- Use a sponge or paper towel to soak up the urine and make sure not to make the situation worse by dispersing the pee all over the surface.
- Getting the pee smell off is vital because the smell signals that the area is an acceptable pee area.
- There are many cleaning solutions available to eliminate pet stains and odors. These are usually enzyme digesters that will help to remove urine stains and odors altogether.
- Cover the area that you have applied the cleaning solution and step on it several times to make sure the area is well soaked. Leave the plastic sheet on, so the area won’t dry out before the digester has had time to work.
Cleaning Fecal Stains
- The same steps above apply to fecal waste, with the exception of scooping up the fecal waste and disposing of it properly. The tricky thing to do is to scoop it all up without pushing any particles into a pile or dispersing it further than you have to. Try using a piece of flat cardboard, or you can purchase a waste shovel in your nearest pet store.
- Use absorbent materials such as paper towels and coffee filters to absorb the moisture. Then use a sponge with warm water to clean it thoroughly.
Cleaning Vomit Stains
- Dealing with vomit stains is very different, as it is very acidic. If not cleaned up quickly and well, discoloration of your carpet or your flooring may be compromised.
- You should clean the area with a professional carpet cleansing agent and then rinse it with hot water.
Traveling With Your Furbaby
In scenarios where you need to take your dog somewhere temporarily, it can be as short as going to the park or going to a pet-friendly hotel. Some more adjustments are needed before they can settle in their new environment.
Remember to allow them some bathroom break as often as you give yourself while traveling – as much as every couple of hours will do. Traveling on the road in a car is just as stimulating to your puppy’s bladder as it can be to its pet parent’s bladder.

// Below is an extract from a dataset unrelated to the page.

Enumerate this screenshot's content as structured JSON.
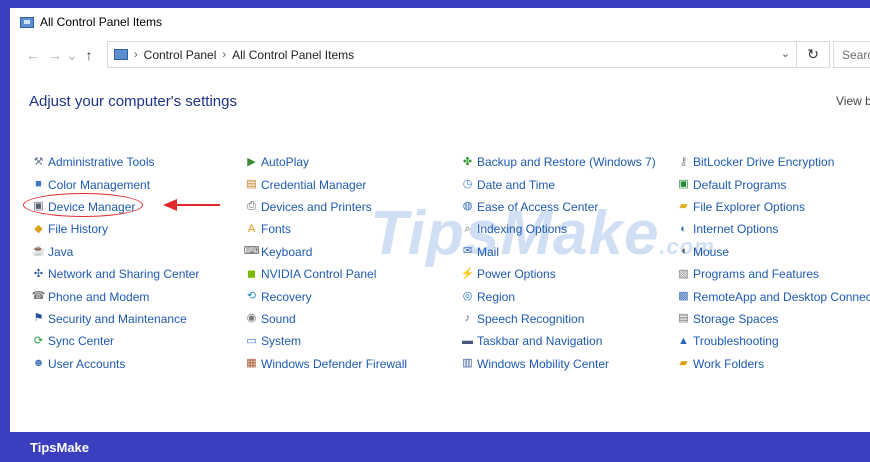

Bring your puppy’s potty equipment with you: paper for the paper trainee, litter, and litter box. When you are going to let your dog for a walk, remember to bring dog leash, a scoop and a disposable waste bag.
When traveling with your furbaby, it’s recommended to bring along their crate. Most hotels will not allow dogs unless they’re inside a crate. And no matter where you stay, the crate will give your dog a sense of familiarity in unfamiliar surroundings — and can help prevent pee accidents, too.